Like I said, I had a bit on a negative opinion about this race before. I obviously didn’t rule out running it ever again like I have some other races, I just think I had a tough day and thought that the course and aid station layout contributed to it. Of course, it did, but that can be overcome by proper planning… and getting from one AS to the next quickly doesn’t hurt either!
This course it pretty damn great. It’s a bit lopsided as far as the miles with the most climbing and more difficult terrain being crammed into the first 50k, but that makes it unique. A race that requires patience, a tactical approach and above all FITNESS. To run well after 9 hours requires a hell of an engine. The less you can fake a race while barely trying to prepare, the more I like that race!

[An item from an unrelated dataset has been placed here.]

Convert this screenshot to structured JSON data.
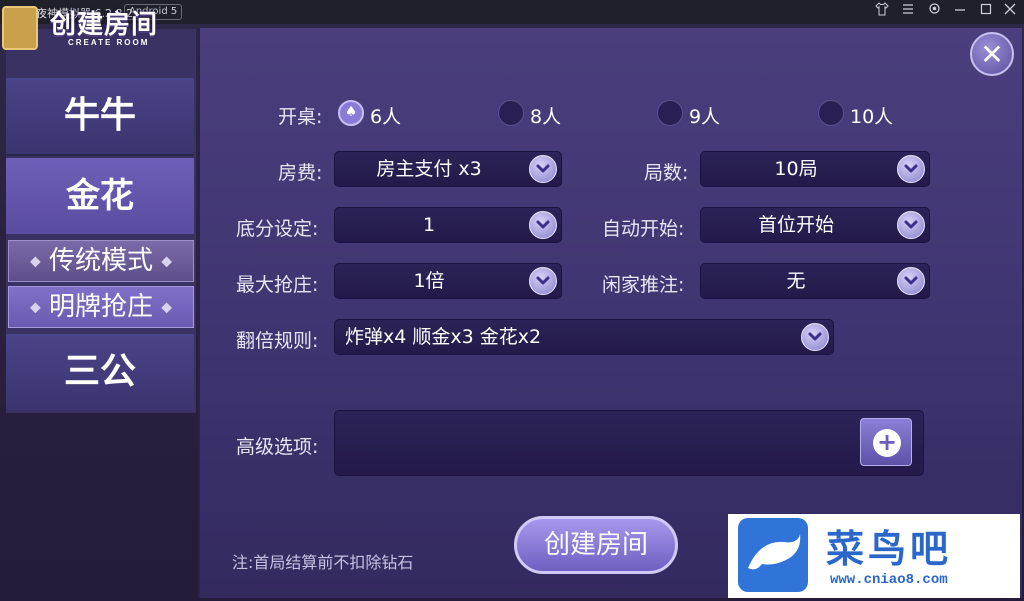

If you like a diverse course with 1000’+ climbs, loads of single track, varying scenery and weaving in and out of giant 15′ boulders while not minding an old-school/bare-bones vibe… sign up for this race. Don’t let the whole “mail in a check with a paper form” thing turn you off. It’s kind of exciting and a throwback to a time (that some of us remember) where you didn’t get instant confirmation/gratification. The race does sell out, but if you mail the check within a few days after registration opens you’ll get it. You just have to check your bank account and see of they check was cashed or not. That is seriously the only way you’ll know that you’re in until the entrant list is published months later. No email. No link to share on Facebook announcing that you entered. OLD SCHOOL.
Even though both runs at Laurel Highlands provided me with plenty of pain and suffering, I don’t know if I’m content. I feel like I could have run that race much better. If I don’t get into Western States next year I plan on running Vermont 100. Laurel Highlands would be too long and possible too hot of a race for a leadup to my first 100, so it won’t be in 2018. We’ll see how long it takes for me to get the itch and mail that check again.
All the miles and hard work for Bull Run Run 50 and Laurel Highlands paid off. But it wore me down a bit as well. I welcome a little break and what better way to have a break while traveling around Greece! My girlfriend and I had a trip planned (of course I wanted to leave soon after Laurel Highlands) and we were on a plane 4 days after the race for 10 days in Athens and Santorini followed by Heraklion and Chania on the island of Crete. We had an amazing time!
Back from the trip, I’m getting back to work with plans of running my local 50k and PA RRCA 50k State Championship race Blues Cruise. I’ve run it twice before but never been in top shape even then, let alone the level I’m at now. I want to have a killer race and killer time. After that, I’d like to go for a marathon PR, probably at Harrisburg. Keep things local and simple, with little to no travel or hotels.